Summary: Our perception of the passing of time may depend on signals that our brain receives from our bodies, specifically our heartbeats.
Source: Royal Holloway University
A recent study by academics at Royal Holloway, published in Current Biology, shows how our heartbeats can lead to distortions in our perception of time.
The study was led by Dr. Irena Arslanova and Professor Manos Tsakiris from the Department of Psychology and investigates how perception of time passing depends on the signals that our brains receive from our bodies.
People can feel time flying by when they are busy or excited about something, but at other moments, time can drag when people are bored. This suggests that our experience of time is often distorted and does not correspond to real time.
Many influential theories have looked at potential brain mechanisms to explain these distortions, but previous studies have not looked at how signals from the heart to the brain may be important in producing these distortions.
The heart and the brain are in constant communication as our heart sends signals to the brain on every single heartbeat, providing crucial information about the state of the body. The researchers used this insight to better understand how time distortions may arise.
In the new study, two experiments were conducted where researchers presented brief events either during a heartbeat (the systolic phase of the cardiac cycle), when the heart contracts and sends signals to the brain, or between heartbeats (the diastolic phase), when the heart relaxes and does not send information to the brain.
They then measured people’s time perception by asking participants to judge whether what they perceived was longer or shorter in duration as compared to a reference duration.
When events were presented at diastole, this led people to perceive time to be longer than their actual duration as if their duration had expanded. At systole, people perceived the same event to be shorter, as if it contracted in time.
Dr. Arslanova from the Department of Psychology at Royal Holloway, said, “Our findings illustrate the point that the novelist Murakami was making in his novel ‘Kafka on the Shore,’ when he wrote “time expands, then contracts, all in tune with the stirring of the heart.”
“These patterns of contraction and expansion demonstrate how our perception of time is constantly influenced by our internal physiological states.”
In the second experiment, participants did a similar task, but with images of faces with emotional expressions. Again, the same overall pattern of speeding-up at systole and slowing down at diastole was observed. But importantly, when these faces were perceived to be more emotionally intense, time overall speeded up.
The findings of this study provide a more mechanistic understanding of how common time distortions arise from phasic modulations within each heartbeat. The results may have important implications given the role that timing plays in several high-skilled tasks that humans perform (e.g., driving, playing an instrument or certain sports) and the implication of time perception in several mental health conditions, such as depression and anxiety.
Professor Manos Tsakiris from the Department of Psychology at Royal Holloway, added, “These findings highlight the intricate relationship between what goes on in our bodies and how signals from our bodies, in this case the heart, can act as a subjective pacemaker of the passage of time.”

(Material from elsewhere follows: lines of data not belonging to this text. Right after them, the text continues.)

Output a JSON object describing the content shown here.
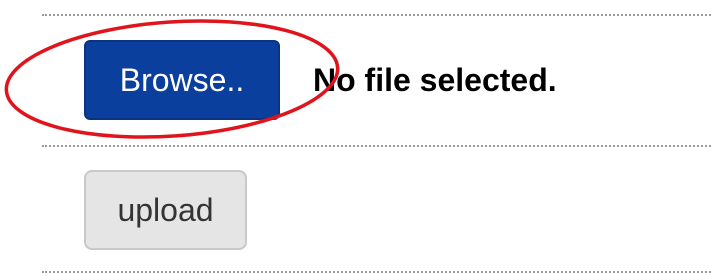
{
  "file_input": {
    "browse_label": "Browse..",
    "status_text": "No file selected."
  },
  "upload": {
    "label": "upload"
  },
  "colors": {
    "browse_button_bg": "#0b3f9e",
    "upload_button_bg": "#e5e5e5",
    "annotation_ellipse": "#e0141c"
  },
  "annotation": {
    "shape": "ellipse",
    "highlights": "browse-button"
  }
}
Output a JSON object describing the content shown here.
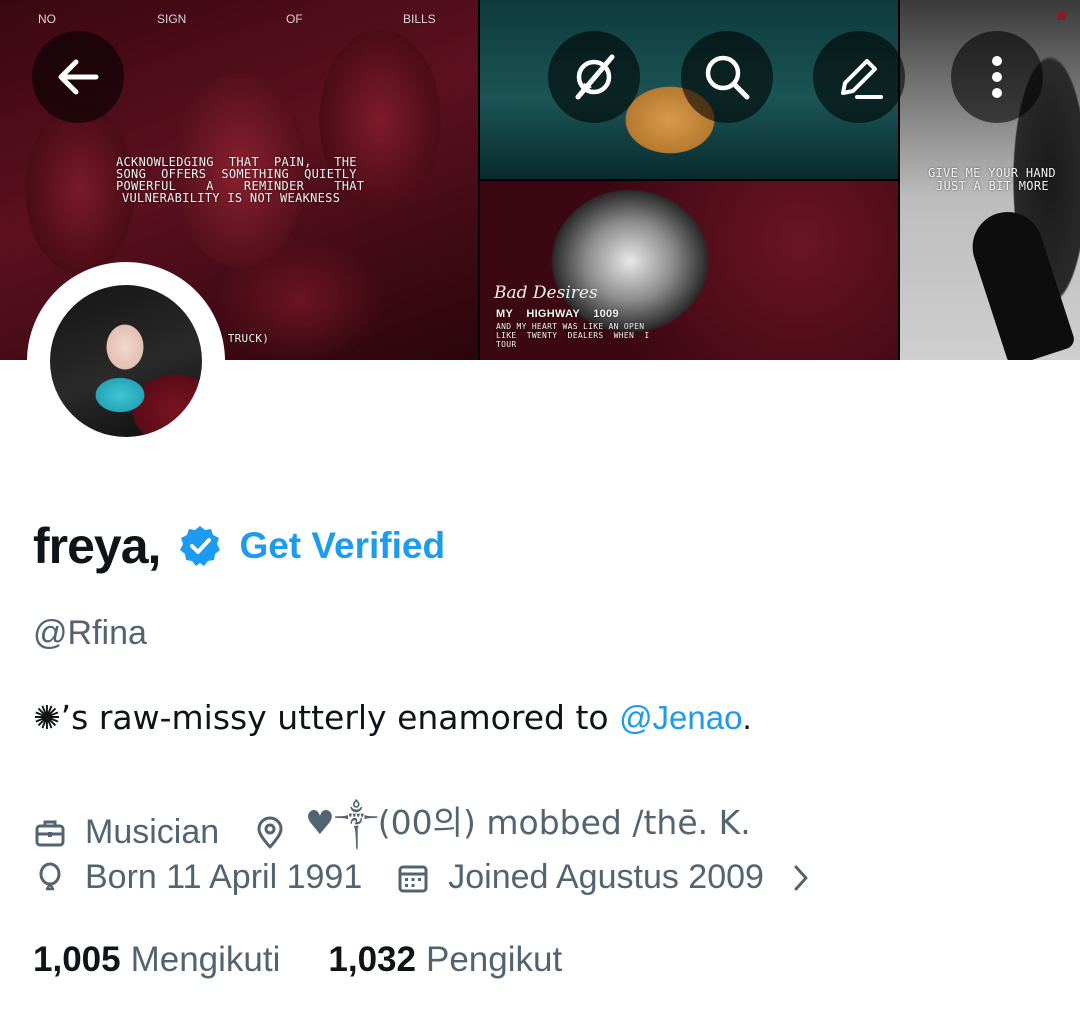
{
  "banner": {
    "top_words": [
      "NO",
      "SIGN",
      "OF",
      "BILLS"
    ],
    "quote_lines": [
      "ACKNOWLEDGING  THAT  PAIN,   THE",
      "SONG  OFFERS  SOMETHING  QUIETLY",
      "POWERFUL    A    REMINDER    THAT",
      "VULNERABILITY IS NOT WEAKNESS"
    ],
    "truck_text": "OON TRUCK)",
    "bad_desires": "Bad Desires",
    "highway": "MY    HIGHWAY    1009",
    "small_lines": [
      "AND MY HEART WAS LIKE AN OPEN",
      "LIKE  TWENTY  DEALERS  WHEN  I",
      "TOUR"
    ],
    "hand_lines": [
      "GIVE ME YOUR HAND",
      "JUST A BIT MORE"
    ]
  },
  "header": {
    "back_icon": "back-arrow-icon",
    "actions": [
      "grok-icon",
      "search-icon",
      "edit-icon",
      "more-vertical-icon"
    ]
  },
  "profile": {
    "name": "freya,",
    "verified_badge_color": "#1d9bf0",
    "get_verified_label": "Get Verified",
    "handle": "@Rfina",
    "bio_prefix": "✺’s raw-missy utterly enamored to ",
    "bio_mention": "@Jenao",
    "bio_suffix": ".",
    "category": "Musician",
    "location": "♥༒(00의) mobbed   /thē.   K.",
    "birthday": "Born 11 April 1991",
    "joined": "Joined Agustus 2009",
    "following_count": "1,005",
    "following_label": "Mengikuti",
    "followers_count": "1,032",
    "followers_label": "Pengikut"
  },
  "colors": {
    "accent": "#1d9bf0",
    "text_primary": "#0f1419",
    "text_secondary": "#536471"
  }
}
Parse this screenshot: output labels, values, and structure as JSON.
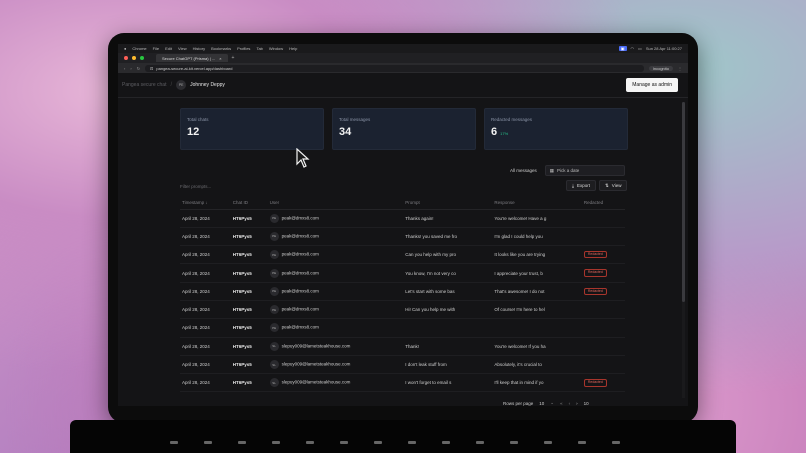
{
  "menubar": {
    "items": [
      "Chrome",
      "File",
      "Edit",
      "View",
      "History",
      "Bookmarks",
      "Profiles",
      "Tab",
      "Window",
      "Help"
    ],
    "status": "Sun 28 Apr 11:00:27"
  },
  "browser": {
    "tab_title": "Secure ChatGPT (Prisma) | ...",
    "url": "pangea-secure-ai-kit.vercel.app/dashboard",
    "incognito_label": "Incognito"
  },
  "header": {
    "breadcrumb_root": "Pangea secure chat",
    "user_initials": "PE",
    "user_name": "Johnney Deppy",
    "admin_button": "Manage as admin"
  },
  "stats": [
    {
      "label": "Total chats",
      "value": "12"
    },
    {
      "label": "Total messages",
      "value": "34"
    },
    {
      "label": "Redacted messages",
      "value": "6",
      "pct": "17%"
    }
  ],
  "filters": {
    "all_messages": "All messages",
    "date_placeholder": "Pick a date",
    "search_placeholder": "Filter prompts...",
    "export": "Export",
    "view": "View"
  },
  "table": {
    "headers": [
      "Timestamp ↓",
      "Chat ID",
      "User",
      "Prompt",
      "Response",
      "Redacted"
    ],
    "rows": [
      {
        "ts": "April 28, 2024",
        "cid": "HT6Pys5",
        "ini": "PE",
        "user": "peak@dmxs8.com",
        "prompt": "Thanks again!",
        "resp": "You're welcome! Have a g",
        "red": ""
      },
      {
        "ts": "April 28, 2024",
        "cid": "HT6Pys5",
        "ini": "PE",
        "user": "peak@dmxs8.com",
        "prompt": "Thanks! you saved me fro",
        "resp": "I'm glad I could help you",
        "red": ""
      },
      {
        "ts": "April 28, 2024",
        "cid": "HT6Pys5",
        "ini": "PE",
        "user": "peak@dmxs8.com",
        "prompt": "Can you help with my pro",
        "resp": "It looks like you are trying",
        "red": "Redacted"
      },
      {
        "ts": "April 28, 2024",
        "cid": "HT6Pys5",
        "ini": "PE",
        "user": "peak@dmxs8.com",
        "prompt": "You know, I'm not very co",
        "resp": "I appreciate your trust, b",
        "red": "Redacted"
      },
      {
        "ts": "April 28, 2024",
        "cid": "HT6Pys5",
        "ini": "PE",
        "user": "peak@dmxs8.com",
        "prompt": "Let's start with some bas",
        "resp": "That's awesome! I do not",
        "red": "Redacted"
      },
      {
        "ts": "April 28, 2024",
        "cid": "HT6Pys5",
        "ini": "PE",
        "user": "peak@dmxs8.com",
        "prompt": "Hi! Can you help me with",
        "resp": "Of course! I'm here to hel",
        "red": ""
      },
      {
        "ts": "April 28, 2024",
        "cid": "HT6Pys5",
        "ini": "PE",
        "user": "peak@dmxs8.com",
        "prompt": "",
        "resp": "",
        "red": ""
      },
      {
        "ts": "April 28, 2024",
        "cid": "HT6Pys5",
        "ini": "SL",
        "user": "slepuy009@lametsteakhouse.com",
        "prompt": "Thank!",
        "resp": "You're welcome! If you ha",
        "red": ""
      },
      {
        "ts": "April 28, 2024",
        "cid": "HT6Pys5",
        "ini": "SL",
        "user": "slepuy009@lametsteakhouse.com",
        "prompt": "I don't leak stuff from",
        "resp": "Absolutely, it's crucial to",
        "red": ""
      },
      {
        "ts": "April 28, 2024",
        "cid": "HT6Pys5",
        "ini": "SL",
        "user": "slepuy009@lametsteakhouse.com",
        "prompt": "I won't forget to email s",
        "resp": "I'll keep that in mind if yo",
        "red": "Redacted"
      }
    ]
  },
  "pager": {
    "label": "Rows per page",
    "size": "10",
    "last": "10"
  },
  "colors": {
    "accent_green": "#27c28a",
    "redacted_red": "#e0645a",
    "card_bg": "#1b2230"
  }
}
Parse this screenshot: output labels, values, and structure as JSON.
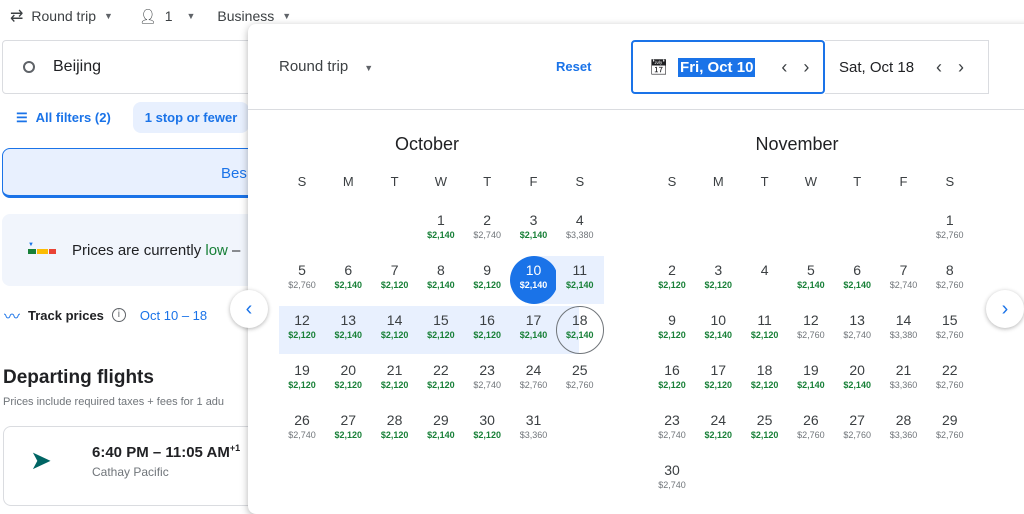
{
  "topbar": {
    "trip_type": "Round trip",
    "passengers": "1",
    "cabin": "Business"
  },
  "search": {
    "origin": "Beijing"
  },
  "filters": {
    "all_filters": "All filters (2)",
    "stops_chip": "1 stop or fewer"
  },
  "tabs": {
    "best": "Bes"
  },
  "insight": {
    "text_before": "Prices are currently ",
    "level": "low",
    "text_after": " –"
  },
  "track": {
    "label": "Track prices",
    "dates": "Oct 10 – 18"
  },
  "departing": {
    "title": "Departing flights",
    "subtitle": "Prices include required taxes + fees for 1 adu"
  },
  "flight": {
    "times": "6:40 PM – 11:05 AM",
    "plus_days": "+1",
    "airline": "Cathay Pacific"
  },
  "picker": {
    "trip_type": "Round trip",
    "reset": "Reset",
    "depart": "Fri, Oct 10",
    "return": "Sat, Oct 18"
  },
  "colors": {
    "accent": "#1a73e8",
    "low_price": "#188038",
    "normal_price": "#70757a"
  },
  "weekdays": [
    "S",
    "M",
    "T",
    "W",
    "T",
    "F",
    "S"
  ],
  "selection": {
    "start": {
      "month": 0,
      "day": 10
    },
    "end": {
      "month": 0,
      "day": 18
    }
  },
  "months": [
    {
      "name": "October",
      "offset": 3,
      "days": [
        [
          "1",
          "$2,140",
          true
        ],
        [
          "2",
          "$2,740",
          false
        ],
        [
          "3",
          "$2,140",
          true
        ],
        [
          "4",
          "$3,380",
          false
        ],
        [
          "5",
          "$2,760",
          false
        ],
        [
          "6",
          "$2,140",
          true
        ],
        [
          "7",
          "$2,120",
          true
        ],
        [
          "8",
          "$2,140",
          true
        ],
        [
          "9",
          "$2,120",
          true
        ],
        [
          "10",
          "$2,140",
          true
        ],
        [
          "11",
          "$2,140",
          true
        ],
        [
          "12",
          "$2,120",
          true
        ],
        [
          "13",
          "$2,140",
          true
        ],
        [
          "14",
          "$2,120",
          true
        ],
        [
          "15",
          "$2,120",
          true
        ],
        [
          "16",
          "$2,120",
          true
        ],
        [
          "17",
          "$2,140",
          true
        ],
        [
          "18",
          "$2,140",
          true
        ],
        [
          "19",
          "$2,120",
          true
        ],
        [
          "20",
          "$2,120",
          true
        ],
        [
          "21",
          "$2,120",
          true
        ],
        [
          "22",
          "$2,120",
          true
        ],
        [
          "23",
          "$2,740",
          false
        ],
        [
          "24",
          "$2,760",
          false
        ],
        [
          "25",
          "$2,760",
          false
        ],
        [
          "26",
          "$2,740",
          false
        ],
        [
          "27",
          "$2,120",
          true
        ],
        [
          "28",
          "$2,120",
          true
        ],
        [
          "29",
          "$2,140",
          true
        ],
        [
          "30",
          "$2,120",
          true
        ],
        [
          "31",
          "$3,360",
          false
        ]
      ]
    },
    {
      "name": "November",
      "offset": 6,
      "days": [
        [
          "1",
          "$2,760",
          false
        ],
        [
          "2",
          "$2,120",
          true
        ],
        [
          "3",
          "$2,120",
          true
        ],
        [
          "4",
          "",
          false
        ],
        [
          "5",
          "$2,140",
          true
        ],
        [
          "6",
          "$2,140",
          true
        ],
        [
          "7",
          "$2,740",
          false
        ],
        [
          "8",
          "$2,760",
          false
        ],
        [
          "9",
          "$2,120",
          true
        ],
        [
          "10",
          "$2,140",
          true
        ],
        [
          "11",
          "$2,120",
          true
        ],
        [
          "12",
          "$2,760",
          false
        ],
        [
          "13",
          "$2,740",
          false
        ],
        [
          "14",
          "$3,380",
          false
        ],
        [
          "15",
          "$2,760",
          false
        ],
        [
          "16",
          "$2,120",
          true
        ],
        [
          "17",
          "$2,120",
          true
        ],
        [
          "18",
          "$2,120",
          true
        ],
        [
          "19",
          "$2,140",
          true
        ],
        [
          "20",
          "$2,140",
          true
        ],
        [
          "21",
          "$3,360",
          false
        ],
        [
          "22",
          "$2,760",
          false
        ],
        [
          "23",
          "$2,740",
          false
        ],
        [
          "24",
          "$2,120",
          true
        ],
        [
          "25",
          "$2,120",
          true
        ],
        [
          "26",
          "$2,760",
          false
        ],
        [
          "27",
          "$2,760",
          false
        ],
        [
          "28",
          "$3,360",
          false
        ],
        [
          "29",
          "$2,760",
          false
        ],
        [
          "30",
          "$2,740",
          false
        ]
      ]
    }
  ]
}
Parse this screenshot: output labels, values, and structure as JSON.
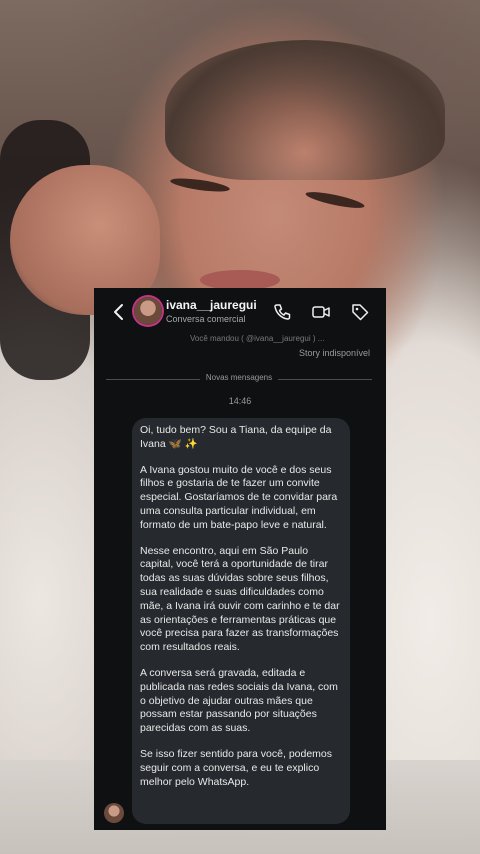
{
  "header": {
    "username": "ivana__jauregui",
    "subtitle": "Conversa comercial",
    "icons": [
      "back-arrow-icon",
      "phone-icon",
      "video-icon",
      "tag-icon"
    ]
  },
  "thread": {
    "cut_text": "Você mandou  ( @ivana__jauregui ) ...",
    "story_status": "Story indisponível",
    "divider_label": "Novas mensagens",
    "timestamp": "14:46",
    "message_paragraphs": [
      "Oi, tudo bem? Sou a Tiana, da equipe da Ivana 🦋 ✨",
      "A Ivana gostou muito de você e dos seus filhos e gostaria de te fazer um convite especial. Gostaríamos de te convidar para uma consulta particular individual, em formato de um bate-papo leve e natural.",
      "Nesse encontro, aqui em São Paulo capital, você terá a oportunidade de tirar todas as suas dúvidas sobre seus filhos, sua realidade e suas dificuldades como mãe, a Ivana irá ouvir com carinho e te dar as orientações e ferramentas práticas que você precisa para fazer as transformações com resultados reais.",
      "A conversa será gravada, editada e publicada nas redes sociais da Ivana, com o objetivo de ajudar outras mães que possam estar passando por situações parecidas com as suas.",
      "Se isso fizer sentido para você, podemos seguir com a conversa, e eu te explico melhor pelo WhatsApp."
    ]
  },
  "colors": {
    "panel_bg": "#0e1012",
    "bubble_bg": "#26292e",
    "text": "#e9e9e9",
    "muted": "#9a9a9a",
    "avatar_ring": "#c13584"
  }
}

Perceived time expands and contracts within each heartbeat
Time-locking identical stimuli to distinct cardiac phases distorts perceived duration
The cardiac-led time distortion is modulated by experienced arousal
At low arousal, systolic time contraction is counteracted by diastolic time expansion
At high arousal, diastolic time expansion shifts toward time contraction
Perception of passing time can be distorted. Emotional experiences, particularly arousal, can contract or expand experienced duration via their interactions with attentional and sensory processing mechanisms.
Current models suggest that perceived duration can be encoded from accumulation processes and from temporally evolving neural dynamics.
Yet all neural dynamics and information processing ensue at the backdrop of continuous interoceptive signals originating from within the body. Indeed, phasic fluctuations within the cardiac cycle impact neural and information processing.
Here, we show that these momentary cardiac fluctuations distort experienced time and that their effect interacts with subjectively experienced arousal. In a temporal bisection task, durations (200–400 ms) of an emotionally neutral visual shape or auditory tone (experiment 1) or of an image displaying happy or fearful facial expressions (experiment 2) were categorized as short or long.
Across both experiments, stimulus presentation was time-locked to systole, when the heart contracts and baroreceptors fire signals to the brain, and to diastole, when the heart relaxes, and baroreceptors are quiescent.
When participants judged the duration of emotionally neural stimuli (experiment 1), systole led to temporal contraction, whereas diastole led to temporal expansion. Such cardiac-led distortions were further modulated by the arousal ratings of the perceived facial expressions (experiment 2).
At low arousal, systole contracted while diastole expanded time, but as arousal increased, this cardiac-led time distortion disappeared, shifting duration perception toward contraction.
Thus, experienced time contracts and expands within each heartbeat—a balance that is disrupted under heightened arousal.